Russia’s proposed bitcoin ban will hinder blockchain technology’s development in the Russian Federation, according to Herman Gref, chairman of the board at Sberbank (Russia’s largest bank by assets) and former Economic Development Minister, speaking at the Skolkovo business school Saturday, according to lenta.ru, a Moscow-based news site.
Gref said blockchain is a new web technology comparable to the Internet that has yet to be born. Banning bitcoin will send progress past the Russian Federation’s limits. Blockchain technology experts will have to move to more user-friendly jurisdictions.
Gref admitted to having a small amount of bitcoin at the Finopolis 2015 conference, a forum for financial innovation in the Russian Federation, according to TASS, the Russian news agency.
“I am one of the victims, I have a small amount of bitcoins,” he said at the Finopolis conference, noting that in recent years this cryptocurrency has seriously devalued. “Only one currency in the world has devalued more that the ruble — bitcoin,” he joked.
The Ministry of Justice in Russia has also not agreed to the bill put forth by the Finance Ministry seeking to ban bitcoin and introduce criminal liabilities to those who adopt, transact or mine the cryptocurrency.
The Ministry of Justice has disagreed with the bill despite the bill being the second version of the draft, due to be entered into the State Duma – the lower chamber of the Russian Parliament. The draft bill will still be presented to the State Duma, despite the Ministry of Justice’s opposition.
The Russian Interior Ministry has also weighed in on the matter, calling the cryptocurrencies’ control and supervision under law enforcement’s purview to be a burden and a “distraction.”
Proponents of the ban on bitcoin nonetheless hold sway within the government.
Alexei Moiseey, deputy finance minister, said in April that the finance ministry will introduce a bill to the State Duma to make exchanging bitcoin for rubles and vice versa a criminal liability. The bill also makes heads of banks criminally liable for up to seven years.
Alexander Bastrykin, chairman of the Russian Investigative Committee, previously sought to introduce a bill to make publication and circulation of money substitutes like bitcoin a criminal liability.

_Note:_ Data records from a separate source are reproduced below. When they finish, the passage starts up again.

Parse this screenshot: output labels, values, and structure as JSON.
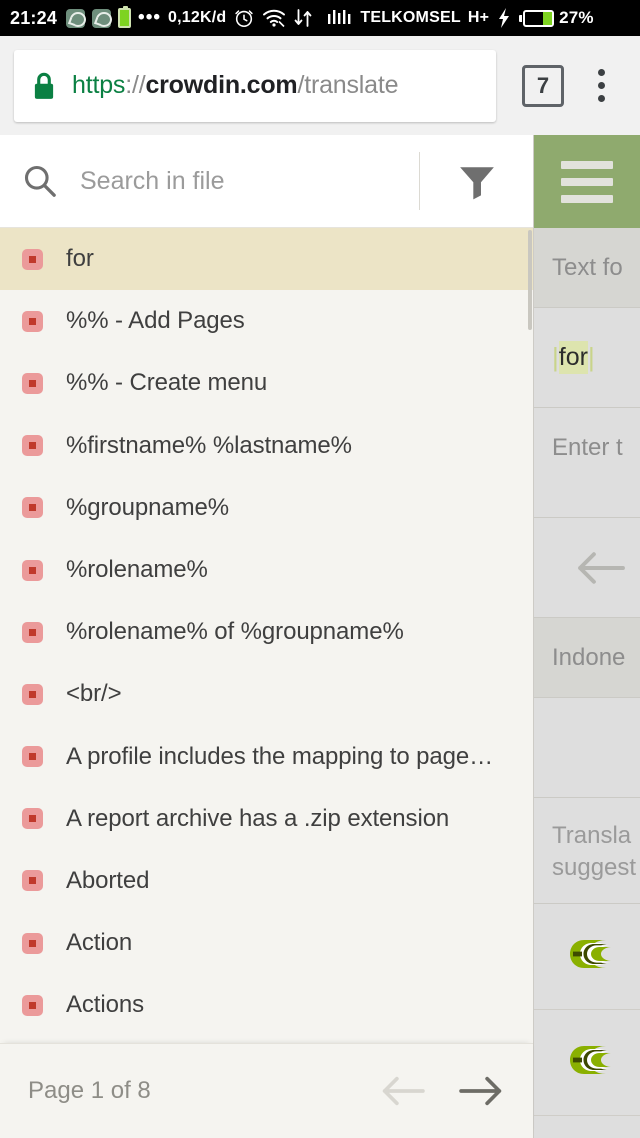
{
  "statusbar": {
    "time": "21:24",
    "whatsapp_icon": "whatsapp-icon",
    "battery_app_icon": "battery-app-icon",
    "overflow_dots": "•••",
    "data_rate": "0,12K/d",
    "alarm_icon": "alarm-clock-icon",
    "wifi_icon": "wifi-icon",
    "data_transfer_icon": "data-transfer-icon",
    "signal_icon": "signal-bars-icon",
    "carrier": "TELKOMSEL",
    "network_type": "H+",
    "charging_icon": "charging-bolt-icon",
    "battery_icon": "battery-icon",
    "battery_percent": "27%"
  },
  "browser": {
    "lock_icon": "lock-icon",
    "url_scheme": "https",
    "url_separator": "://",
    "url_host": "crowdin.com",
    "url_path": "/translate",
    "tab_count": "7",
    "menu_icon": "overflow-menu-icon"
  },
  "search": {
    "icon": "search-icon",
    "placeholder": "Search in file",
    "value": "",
    "filter_icon": "filter-funnel-icon"
  },
  "menu": {
    "hamburger_icon": "hamburger-menu-icon"
  },
  "file_list": {
    "items": [
      {
        "label": "for",
        "status": "untranslated",
        "selected": true
      },
      {
        "label": "%% - Add Pages",
        "status": "untranslated",
        "selected": false
      },
      {
        "label": "%% - Create menu",
        "status": "untranslated",
        "selected": false
      },
      {
        "label": "%firstname% %lastname%",
        "status": "untranslated",
        "selected": false
      },
      {
        "label": "%groupname%",
        "status": "untranslated",
        "selected": false
      },
      {
        "label": "%rolename%",
        "status": "untranslated",
        "selected": false
      },
      {
        "label": "%rolename% of %groupname%",
        "status": "untranslated",
        "selected": false
      },
      {
        "label": "<br/>",
        "status": "untranslated",
        "selected": false
      },
      {
        "label": "A profile includes the mapping to page…",
        "status": "untranslated",
        "selected": false
      },
      {
        "label": "A report archive has a .zip extension",
        "status": "untranslated",
        "selected": false
      },
      {
        "label": "Aborted",
        "status": "untranslated",
        "selected": false
      },
      {
        "label": "Action",
        "status": "untranslated",
        "selected": false
      },
      {
        "label": "Actions",
        "status": "untranslated",
        "selected": false
      }
    ]
  },
  "footer": {
    "page_indicator": "Page 1 of 8",
    "prev_icon": "arrow-left-icon",
    "next_icon": "arrow-right-icon"
  },
  "right_panel": {
    "source_header": "Text fo",
    "source_text": "for",
    "target_placeholder": "Enter t",
    "back_icon": "arrow-left-icon",
    "language": "Indone",
    "suggestions_header": "Transla\nsuggest",
    "suggestions_header_line1": "Transla",
    "suggestions_header_line2": "suggest",
    "suggestion_rows": [
      {
        "icon": "crowdin-logo-icon"
      },
      {
        "icon": "crowdin-logo-icon"
      }
    ]
  },
  "colors": {
    "brand_green": "#8faa6e",
    "selected_row": "#ece4c6",
    "list_bg": "#f5f4f0",
    "status_dot": "#c0392b",
    "status_chip": "#eb9a9a",
    "highlight": "#dde4ae",
    "secure_green": "#0b8043"
  }
}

In his recent remarks, Gref noted the nationalization of the Russian economy has led to disastrous results. He questioned plans to issue money without expecting such action to bring inflation. “We need to learn from our own history,” he said.
Experts have urged the government to use currency to finance investment projects. At the same time, the experts noted that issuances should be controlled, limited and directed with intended returns. The amount of public funds allocated for investment should be at least 1.5 million rubles annually.
The blockchain is used as a repository of information on bitcoin transactions, noted lenta.ru in reporting Gref’s comments. The technology can be deployed in the banking business, greatly reducing the time to conduct large transactions such as stock trading and issuing credit.
Santander InnoVentures, a Spanish investment fund, believes blockchain investors will save nearly $20 billion annually by reducing expenses such as legal and mediation costs for financial operations.
Gref transformed Sberbank from a holdover of the Soviet bureaucracy into a modern financial institution, according to the Financial Times. He is considered one of the leading liberals in President Putin’s leading circle.
Featured image from Shutterstock and the Moscow Times.
Last modified: July 13, 2020 3:15 AM UTC